So, then: what of the solution and making it easier for people and musicians to connect? You might say a fix-all initiative would render venues useless altogether – as you could see any gig from your home. This is not a Netflix for lazy music listeners: this is a way of allowing artists unable to travel a way of broadcasting/earning; those less able and mobile a chance to see music. The fact there are tremendous new artists looking to expand their fanbase means connecting the elderly/disabled with their existing audience is a great thing. Music should not exclude and does not go out of its way to do so – it is hampered by various factors and not as connected as it should be. Britain is never good when it comes to preparing for the worst. The heroics of some people this week – defying the snow and helping others – is humbling. The bad weather seems to bring something great from the people. I did think, when seeing social media stories of artists stranded and frustrated; how we could fix the matter and provide options when all other avenues have been exhausted. It is about making music more accessible and putting less pressure on artists who need to get around.

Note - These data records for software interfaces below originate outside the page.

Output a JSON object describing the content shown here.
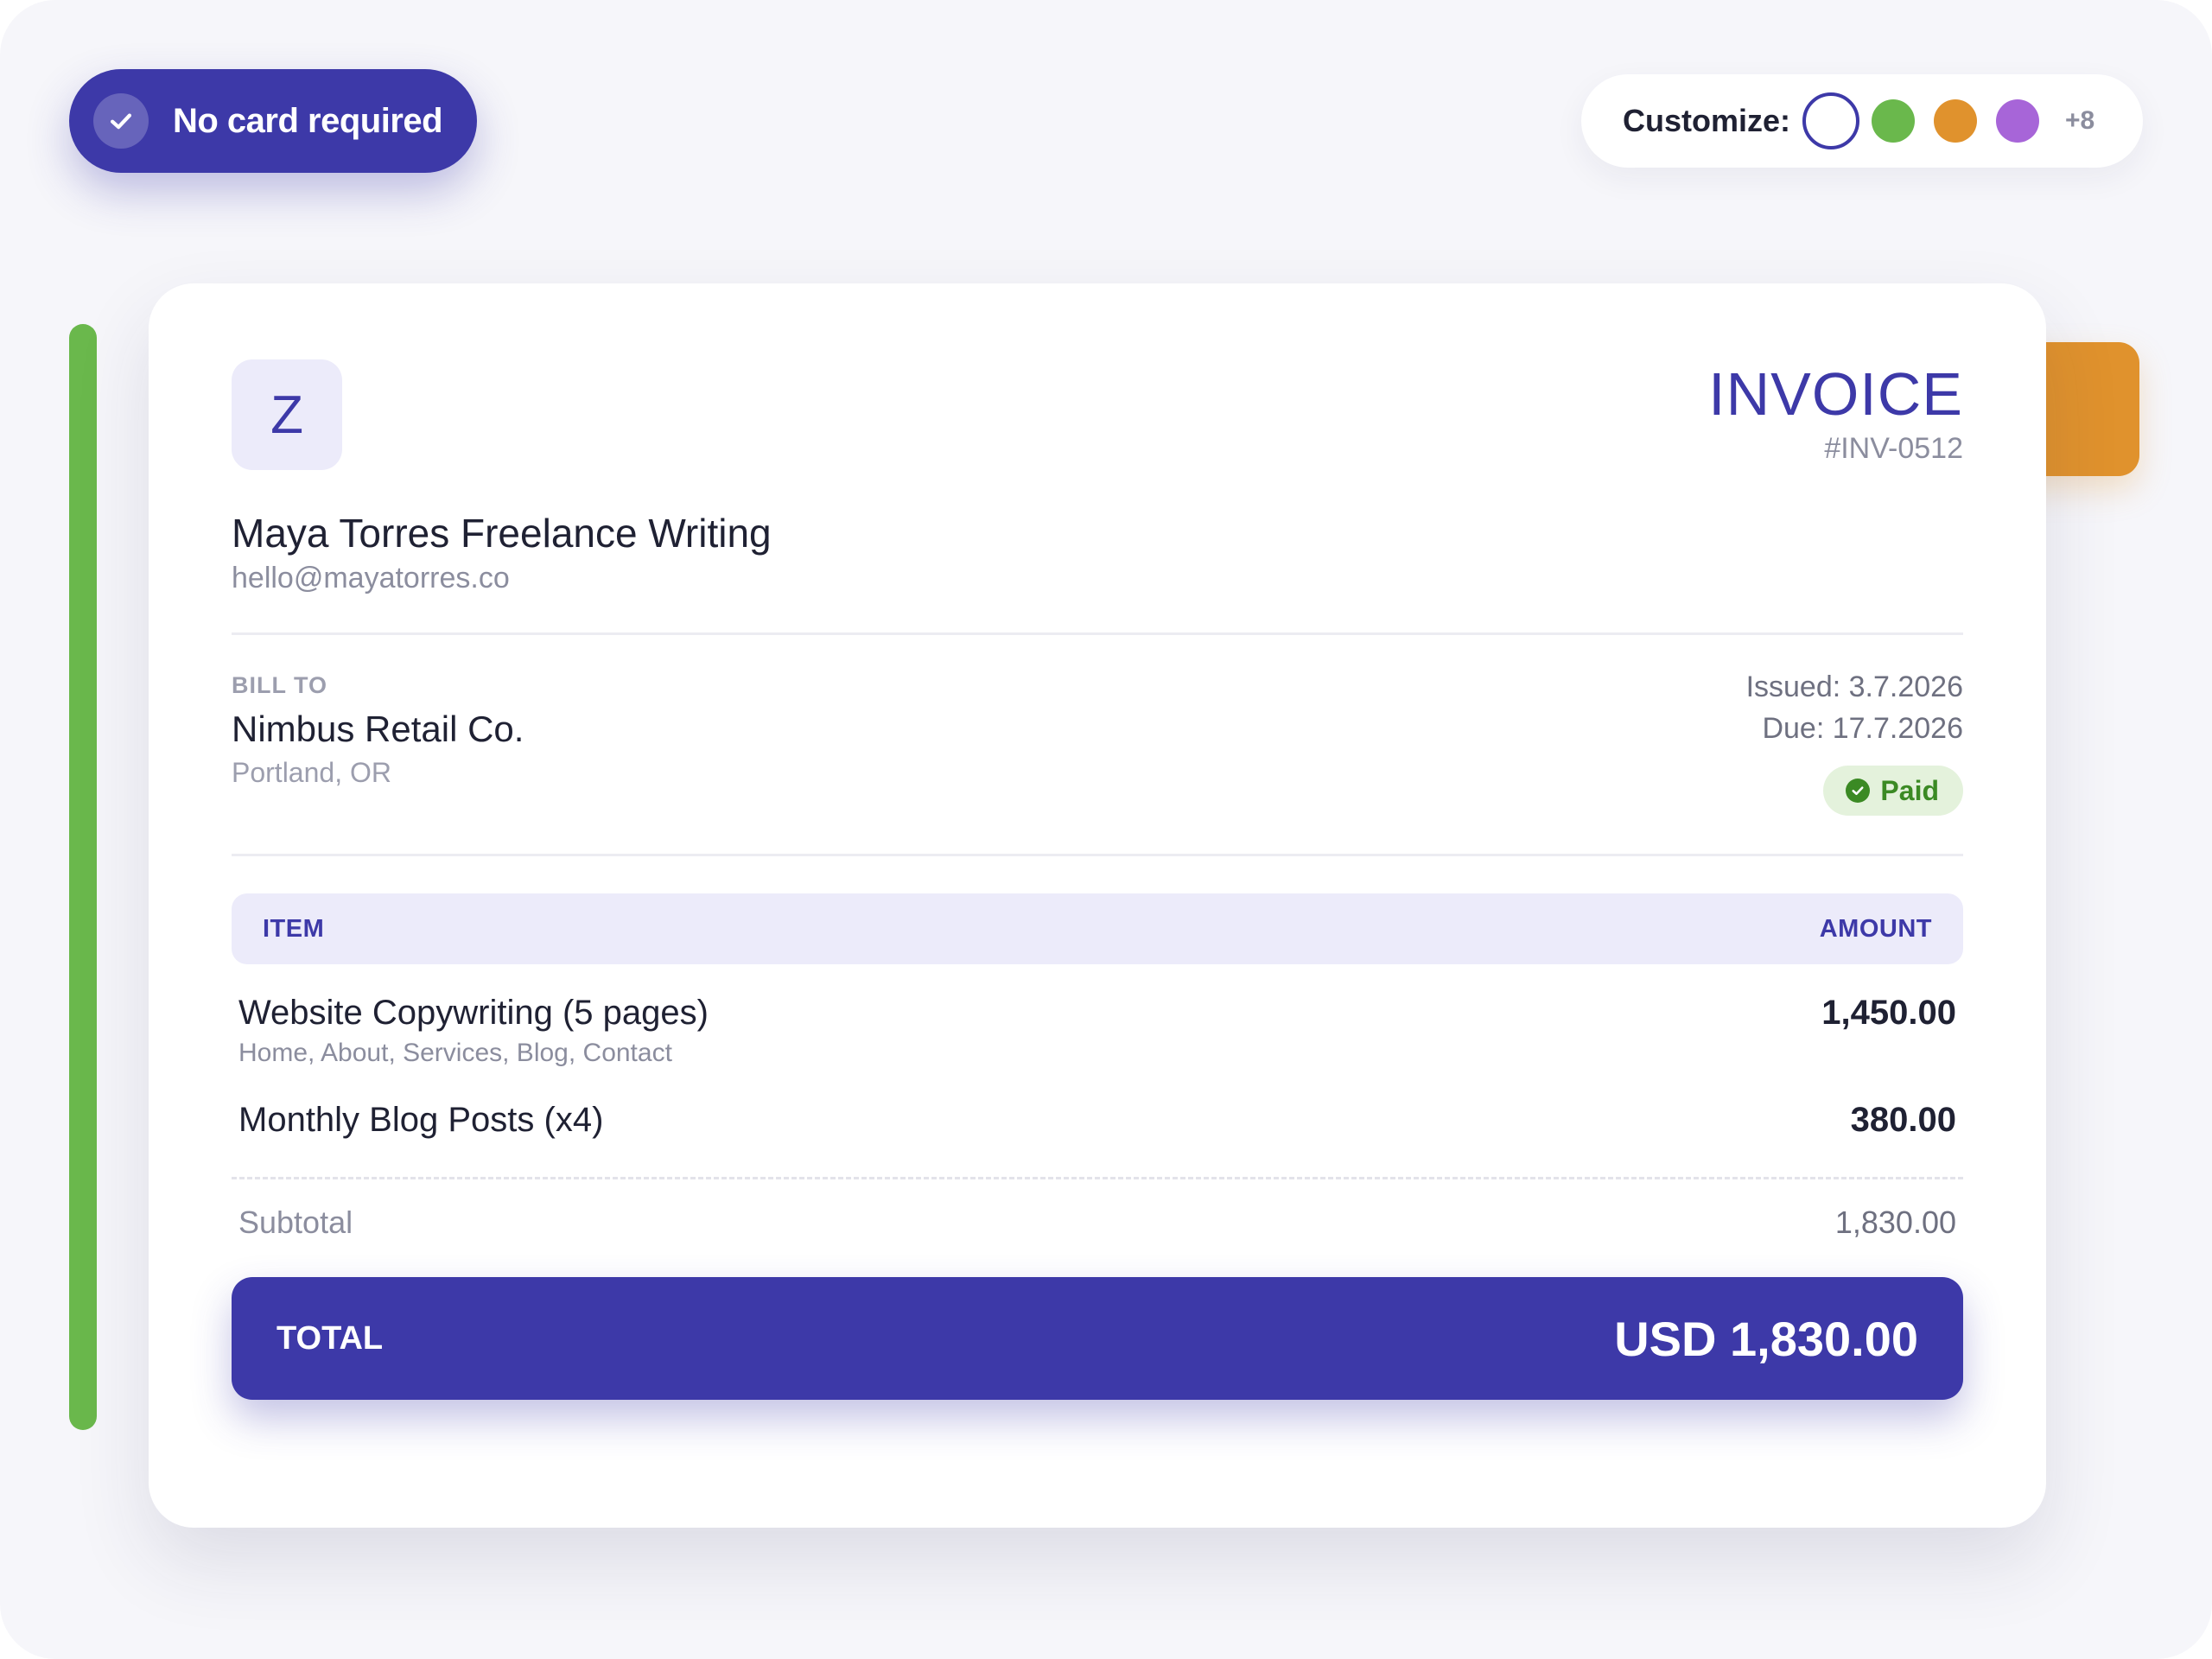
{
  "badge": {
    "label": "No card required"
  },
  "customize": {
    "label": "Customize:",
    "swatches": [
      {
        "name": "indigo",
        "color": "#3d39a8",
        "selected": true
      },
      {
        "name": "green",
        "color": "#6ab84c",
        "selected": false
      },
      {
        "name": "orange",
        "color": "#e0922d",
        "selected": false
      },
      {
        "name": "purple",
        "color": "#a765d8",
        "selected": false
      }
    ],
    "more_label": "+8"
  },
  "invoice": {
    "logo_letter": "Z",
    "business_name": "Maya Torres Freelance Writing",
    "business_email": "hello@mayatorres.co",
    "title": "INVOICE",
    "number": "#INV-0512",
    "bill_to": {
      "label": "BILL TO",
      "name": "Nimbus Retail Co.",
      "location": "Portland, OR"
    },
    "issued": "Issued: 3.7.2026",
    "due": "Due: 17.7.2026",
    "status": "Paid",
    "table": {
      "headers": [
        "ITEM",
        "AMOUNT"
      ],
      "rows": [
        {
          "title": "Website Copywriting (5 pages)",
          "description": "Home, About, Services, Blog, Contact",
          "amount": "1,450.00"
        },
        {
          "title": "Monthly Blog Posts (x4)",
          "description": "",
          "amount": "380.00"
        }
      ]
    },
    "subtotal_label": "Subtotal",
    "subtotal_value": "1,830.00",
    "total_label": "TOTAL",
    "total_value": "USD 1,830.00"
  },
  "colors": {
    "primary": "#3d39a8",
    "accent_green": "#6ab84c",
    "accent_orange": "#e0922d",
    "paid_green": "#3b8a24"
  },
  "icons": {
    "badge": "check-icon",
    "status": "check-circle-icon"
  }
}
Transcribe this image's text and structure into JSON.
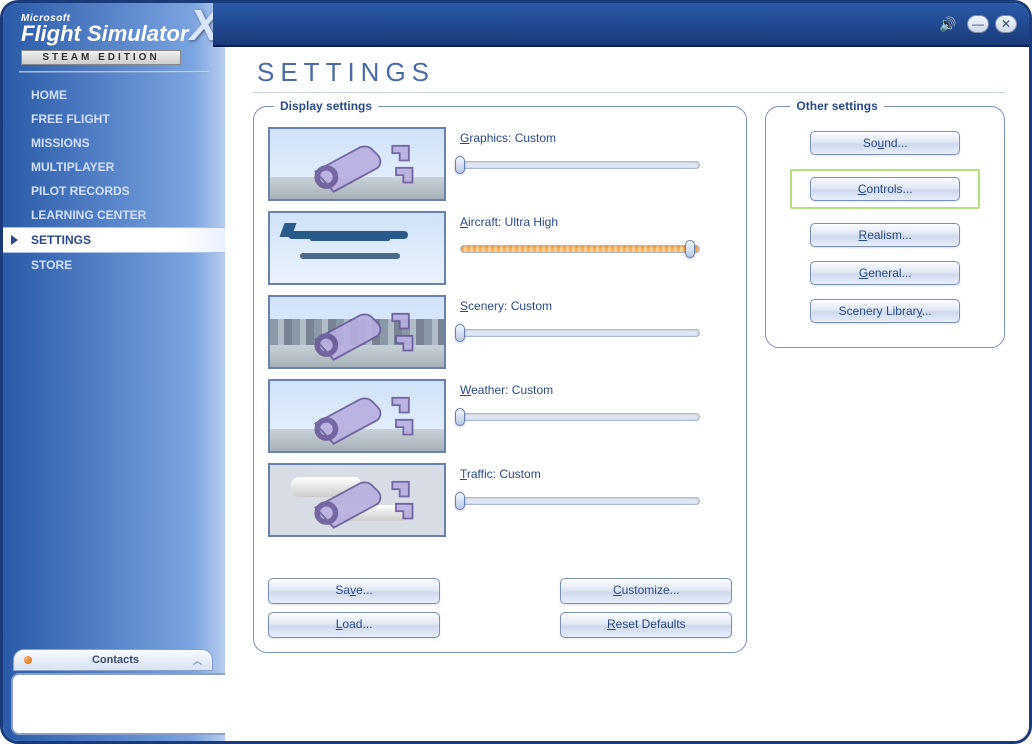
{
  "logo": {
    "small": "Microsoft",
    "main": "Flight Simulator",
    "x": "X",
    "edition": "STEAM EDITION"
  },
  "nav": {
    "items": [
      {
        "label": "HOME"
      },
      {
        "label": "FREE FLIGHT"
      },
      {
        "label": "MISSIONS"
      },
      {
        "label": "MULTIPLAYER"
      },
      {
        "label": "PILOT RECORDS"
      },
      {
        "label": "LEARNING CENTER"
      },
      {
        "label": "SETTINGS"
      },
      {
        "label": "STORE"
      }
    ],
    "active_index": 6
  },
  "contacts": {
    "label": "Contacts"
  },
  "page": {
    "title": "SETTINGS"
  },
  "display_panel": {
    "legend": "Display settings",
    "rows": [
      {
        "label_hot": "G",
        "label_rest": "raphics:",
        "value": "Custom",
        "knob_pct": 0,
        "orange": false
      },
      {
        "label_hot": "A",
        "label_rest": "ircraft:",
        "value": "Ultra High",
        "knob_pct": 96,
        "orange": true
      },
      {
        "label_hot": "S",
        "label_rest": "cenery:",
        "value": "Custom",
        "knob_pct": 0,
        "orange": false
      },
      {
        "label_hot": "W",
        "label_rest": "eather:",
        "value": "Custom",
        "knob_pct": 0,
        "orange": false
      },
      {
        "label_hot": "T",
        "label_rest": "raffic:",
        "value": "Custom",
        "knob_pct": 0,
        "orange": false
      }
    ],
    "buttons": {
      "save": {
        "hot": "v",
        "pre": "Sa",
        "post": "e..."
      },
      "customize": {
        "hot": "C",
        "pre": "",
        "post": "ustomize..."
      },
      "load": {
        "hot": "L",
        "pre": "",
        "post": "oad..."
      },
      "reset": {
        "hot": "R",
        "pre": "",
        "post": "eset Defaults"
      }
    }
  },
  "other_panel": {
    "legend": "Other settings",
    "buttons": [
      {
        "name": "sound",
        "hot": "u",
        "pre": "So",
        "post": "nd..."
      },
      {
        "name": "controls",
        "hot": "C",
        "pre": "",
        "post": "ontrols...",
        "highlight": true
      },
      {
        "name": "realism",
        "hot": "R",
        "pre": "",
        "post": "ealism..."
      },
      {
        "name": "general",
        "hot": "G",
        "pre": "",
        "post": "eneral..."
      },
      {
        "name": "scenery-library",
        "hot": "y",
        "pre": "Scenery Librar",
        "post": "..."
      }
    ]
  }
}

The way to inspire change is to look at what we have at our disposal and how to best utilise it. I know there are streaming sites and video broadcasting: expanding that and making it affordable to broadcast into people’s homes would be a good way of bringing music to people who, normally, would miss out. Some might say this choice and option would mean fewer people going to see gigs. I would argue the reverse: it would bring new artists to foreign eyes and, when they see what they can do live; there is that temptation to come out and see them. The worst of the weather has passed but, as we look ahead; what do we do the next time the country is ravished by the weather?! It may only be a few days but it can cause a lot of damage and problems. Making sure older people and those with disabilities are not overlooked is vital, too. I do hope there is a common solution because, as this week has shown; we do struggle when things turn bad. Whilst children and office workers have revelled at the chance to take a day or two off: others, who cannot afford to take that time off have felt the pinch. Affecting a safety net and solution would ease the burden – for musicians and fans – and, in the process, open the music world up to people who, normally…
MISS out on such treats!